Citing a number of previous studies, researchers estimated that fear of needles affects 33%–63% of children and 14%–38% of adults, contributing to “negative experiences” with needle procedures (and healthcare as a whole) for patients, caregivers, and medical providers.
This Q&A resulted from a conversation PSQH had with Nancy Riffel, MSA, BSN, RN, the patient services manager for Covenant HealthCare, a 643-bed hospital in Saginaw, Michigan, that is the largest healthcare provider in the Great Lakes Bay Region.
Some of the quality measures driving the VBP calculations and determining reimbursement payments are hospital-acquired infection rates, patient experience scores, readmissions, mortality and complication rates, and efficiency. Although CMS’ actions reduced the burden on hospitals by offering a suspension of reporting while lessening the impact of the VBP program, this did not lessen the expectation for hospitals to provide quality care.
According to the Medical Group Management Association, 97% of medical group practices have experienced a negative financial impact directly or indirectly related to COVID-19. On average, these practices report a 55% decrease in revenue and a 60% decrease in patient volume since the start of the COVID-19 public health emergency.
During Phase 1 of recovery, provider organizations will focus on the following broad areas to begin to revive their revenue streams: elective procedures and surgeries, diagnostic imaging, oncology, population health, ambulatory care, and telemedicine.
With the help of decision support tools, clinicians can differentiate between vector-borne diseases during a season where more people are at risk.

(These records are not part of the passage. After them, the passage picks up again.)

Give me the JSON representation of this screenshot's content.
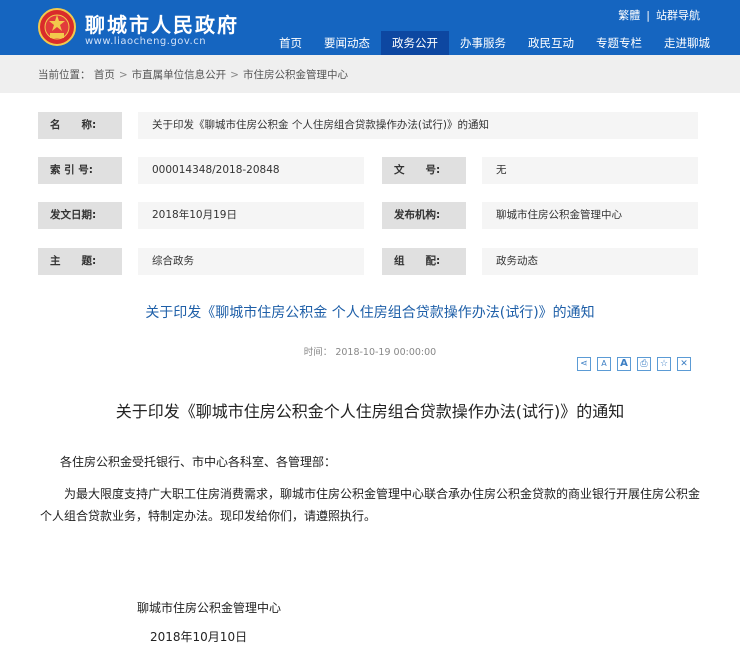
{
  "header": {
    "site_name": "聊城市人民政府",
    "site_url": "www.liaocheng.gov.cn",
    "top_links": [
      "繁體",
      "站群导航"
    ],
    "nav": [
      "首页",
      "要闻动态",
      "政务公开",
      "办事服务",
      "政民互动",
      "专题专栏",
      "走进聊城"
    ],
    "active_nav": "政务公开",
    "colors": {
      "primary": "#1565c0",
      "active": "#0d47a1"
    }
  },
  "breadcrumb": {
    "prefix": "当前位置：",
    "items": [
      "首页",
      "市直属单位信息公开",
      "市住房公积金管理中心"
    ]
  },
  "meta": {
    "name_label": "名　　称:",
    "name_value": "关于印发《聊城市住房公积金 个人住房组合贷款操作办法(试行)》的通知",
    "index_label": "索 引 号:",
    "index_value": "000014348/2018-20848",
    "docno_label": "文　　号:",
    "docno_value": "无",
    "date_label": "发文日期:",
    "date_value": "2018年10月19日",
    "org_label": "发布机构:",
    "org_value": "聊城市住房公积金管理中心",
    "topic_label": "主　　题:",
    "topic_value": "综合政务",
    "category_label": "组　　配:",
    "category_value": "政务动态"
  },
  "article": {
    "title": "关于印发《聊城市住房公积金 个人住房组合贷款操作办法(试行)》的通知",
    "time_label": "时间：",
    "time_value": "2018-10-19 00:00:00",
    "tools": [
      "share-icon",
      "font-decrease-icon",
      "font-increase-icon",
      "print-icon",
      "favorite-icon",
      "close-icon"
    ],
    "tool_glyphs": [
      "⋖",
      "A",
      "A",
      "⎙",
      "☆",
      "✕"
    ],
    "doc_title": "关于印发《聊城市住房公积金个人住房组合贷款操作办法(试行)》的通知",
    "salutation": "各住房公积金受托银行、市中心各科室、各管理部：",
    "body": "为最大限度支持广大职工住房消费需求，聊城市住房公积金管理中心联合承办住房公积金贷款的商业银行开展住房公积金个人组合贷款业务，特制定办法。现印发给你们，请遵照执行。",
    "signature": "聊城市住房公积金管理中心",
    "sign_date": "2018年10月10日"
  }
}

A decision support system uses two or more items of patient data to generate case-specific advice. In practical terms, the output of such systems is used to arrive at a specific diagnosis.
With healthcare workers and their loved ones at risk, provider organizations are looking for ways to leverage technology to keep their workers healthy while continuing to deliver essential healthcare services in their communities. Increasingly, they are looking in a familiar place—remote patient monitoring—but with a twist. Now, in some cases, those patients are also employees.
Many factors have contributed to the rise in maternal mortality, including the increase in complex comorbidities in expecting mothers such as diabetes, obesity, hypertension, and cardiac disease. There has also been disagreement on the best approach to manage maternal patients, from creating a single oxytocin checklist to detailing more complex processes for managing preeclampsia.
The following Q&A resulted from a conversation PSQH had with Stacy Pur, vice president of product development at Minneapolis-based VigiLanz, a company that provides real-time clinical surveillance systems for hospitals.
During the pandemic, the spotlight has turned to telehealth and its power to deliver healthcare while maintaining social distancing. But as the World Health Organization warns of a second peak of coronavirus cases in the United States and a second wave of COVID-19 later this year, healthcare leaders must consider: How do we apply the rear-view mirror lessons from the first wave of the pandemic to our virtual response to consumers’ healthcare needs during the second wave?